By Nick Carey
LOMBARD, Ill. Jan 13 (Reuters) - No. 1 U.S. railroad Union Pacific Corp believes major railroad mergers are not in the interest of the rail industry or customers and is working behind the scenes to make sure none take place, the company's top executive said on Wednesday.
"We don't want Class I railroad mergers to happen," chief executive Lance Fritz told Reuters when asked about Canadian Pacific's unsolicited bid for U.S. railroad Norfolk Southern Corp. "We'll do everything in our power to make them not happen."
Fritz, who was in the Chicago suburb of Lombard to address a meeting of the Midwest Association of Rail Shippers, said Union Pacific has been talking to state and federal legislators across its network, its customers and regulators including the Surface Transportation Board about why mergers would be bad for business.
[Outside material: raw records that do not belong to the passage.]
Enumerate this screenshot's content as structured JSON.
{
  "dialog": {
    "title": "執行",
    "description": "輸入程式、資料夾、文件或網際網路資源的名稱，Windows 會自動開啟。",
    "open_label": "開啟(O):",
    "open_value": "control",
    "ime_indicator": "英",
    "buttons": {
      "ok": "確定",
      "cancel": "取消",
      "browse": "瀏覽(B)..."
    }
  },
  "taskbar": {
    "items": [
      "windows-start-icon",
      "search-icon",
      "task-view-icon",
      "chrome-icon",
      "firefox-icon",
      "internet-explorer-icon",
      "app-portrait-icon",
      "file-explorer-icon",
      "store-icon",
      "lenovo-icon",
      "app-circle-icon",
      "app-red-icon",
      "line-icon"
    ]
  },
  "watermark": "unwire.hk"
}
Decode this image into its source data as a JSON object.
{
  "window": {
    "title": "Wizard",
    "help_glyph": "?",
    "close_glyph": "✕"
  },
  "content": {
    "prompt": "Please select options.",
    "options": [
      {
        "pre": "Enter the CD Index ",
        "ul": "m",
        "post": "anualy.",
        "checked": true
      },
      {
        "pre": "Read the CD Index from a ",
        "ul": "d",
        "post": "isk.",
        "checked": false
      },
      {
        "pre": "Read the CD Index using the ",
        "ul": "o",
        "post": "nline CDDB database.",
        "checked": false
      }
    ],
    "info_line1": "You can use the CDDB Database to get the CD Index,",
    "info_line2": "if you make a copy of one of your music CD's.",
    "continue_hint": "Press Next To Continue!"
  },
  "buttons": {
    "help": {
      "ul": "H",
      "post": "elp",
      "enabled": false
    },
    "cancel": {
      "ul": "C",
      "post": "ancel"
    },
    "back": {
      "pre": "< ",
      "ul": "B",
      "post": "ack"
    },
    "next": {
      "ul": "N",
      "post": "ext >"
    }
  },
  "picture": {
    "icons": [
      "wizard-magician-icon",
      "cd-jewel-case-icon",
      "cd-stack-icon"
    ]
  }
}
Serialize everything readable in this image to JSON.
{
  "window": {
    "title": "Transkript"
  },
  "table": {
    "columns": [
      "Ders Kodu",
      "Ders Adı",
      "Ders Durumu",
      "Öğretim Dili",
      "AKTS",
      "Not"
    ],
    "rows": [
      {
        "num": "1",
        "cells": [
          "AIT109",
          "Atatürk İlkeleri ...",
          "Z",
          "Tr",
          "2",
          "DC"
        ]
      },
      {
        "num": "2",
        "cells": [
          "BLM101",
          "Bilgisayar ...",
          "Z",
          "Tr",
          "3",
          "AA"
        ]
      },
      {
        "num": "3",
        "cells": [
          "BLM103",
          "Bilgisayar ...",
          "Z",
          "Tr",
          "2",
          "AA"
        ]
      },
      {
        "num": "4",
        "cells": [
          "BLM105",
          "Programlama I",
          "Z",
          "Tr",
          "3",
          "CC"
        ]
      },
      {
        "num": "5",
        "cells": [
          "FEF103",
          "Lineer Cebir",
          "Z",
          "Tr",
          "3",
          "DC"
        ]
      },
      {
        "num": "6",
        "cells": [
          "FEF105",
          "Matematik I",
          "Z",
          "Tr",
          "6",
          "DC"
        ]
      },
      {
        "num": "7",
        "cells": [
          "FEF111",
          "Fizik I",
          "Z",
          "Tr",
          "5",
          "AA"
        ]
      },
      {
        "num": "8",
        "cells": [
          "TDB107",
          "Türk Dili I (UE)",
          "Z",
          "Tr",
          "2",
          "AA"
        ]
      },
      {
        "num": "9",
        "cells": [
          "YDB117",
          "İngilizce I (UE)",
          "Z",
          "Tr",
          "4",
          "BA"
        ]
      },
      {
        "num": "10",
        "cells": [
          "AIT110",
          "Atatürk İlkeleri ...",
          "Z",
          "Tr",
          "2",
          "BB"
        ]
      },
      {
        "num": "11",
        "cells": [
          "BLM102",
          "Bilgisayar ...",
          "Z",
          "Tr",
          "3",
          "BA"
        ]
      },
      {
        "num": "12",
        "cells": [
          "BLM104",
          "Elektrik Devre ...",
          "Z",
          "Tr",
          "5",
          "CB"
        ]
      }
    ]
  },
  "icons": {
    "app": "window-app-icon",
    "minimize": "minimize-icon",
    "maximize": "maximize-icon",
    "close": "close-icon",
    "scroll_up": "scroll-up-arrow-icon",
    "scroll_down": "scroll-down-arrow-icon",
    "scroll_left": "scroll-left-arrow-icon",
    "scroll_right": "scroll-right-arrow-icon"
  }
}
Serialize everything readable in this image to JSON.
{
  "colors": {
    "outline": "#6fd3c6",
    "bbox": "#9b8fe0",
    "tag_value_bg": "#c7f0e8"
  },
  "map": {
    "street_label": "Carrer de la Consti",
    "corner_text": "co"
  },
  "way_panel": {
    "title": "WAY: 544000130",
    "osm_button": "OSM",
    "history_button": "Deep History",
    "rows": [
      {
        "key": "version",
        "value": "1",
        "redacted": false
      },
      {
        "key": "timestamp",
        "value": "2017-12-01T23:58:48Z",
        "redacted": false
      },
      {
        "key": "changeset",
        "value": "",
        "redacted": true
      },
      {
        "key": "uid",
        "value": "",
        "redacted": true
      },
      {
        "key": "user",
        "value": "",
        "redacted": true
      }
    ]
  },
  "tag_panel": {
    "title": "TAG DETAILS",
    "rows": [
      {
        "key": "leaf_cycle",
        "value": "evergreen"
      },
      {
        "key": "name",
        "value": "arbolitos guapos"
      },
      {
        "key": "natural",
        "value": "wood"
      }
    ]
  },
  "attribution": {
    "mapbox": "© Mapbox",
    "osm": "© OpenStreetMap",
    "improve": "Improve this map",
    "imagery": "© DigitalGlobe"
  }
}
"I think we're doing a fair job of helping them understand our perspective," Fritz said. "I think (the chance of a merger happening is) slim because I want it to be slim and we're working hard to make it slim."
He said a merger would create problems in Chicago where all major U.S. railroads interconnect and stressed a flurry of mergers in the 1990s created huge service issues.
Union Pacific has also talked to other major railroads about the potential impact of a merger, though those conversations are limited by law.
Canadian Pacific in mid-November disclosed its $28 billion offer to buy Norfolk Southern.
Norfolk Southern has spurned the Canadian railroad's interest, setting the scene for a potentially lengthy proxy battle. A number of customers and legislators have written to the Surface Transportation Board (STB) opposing the proposed merger. Continued...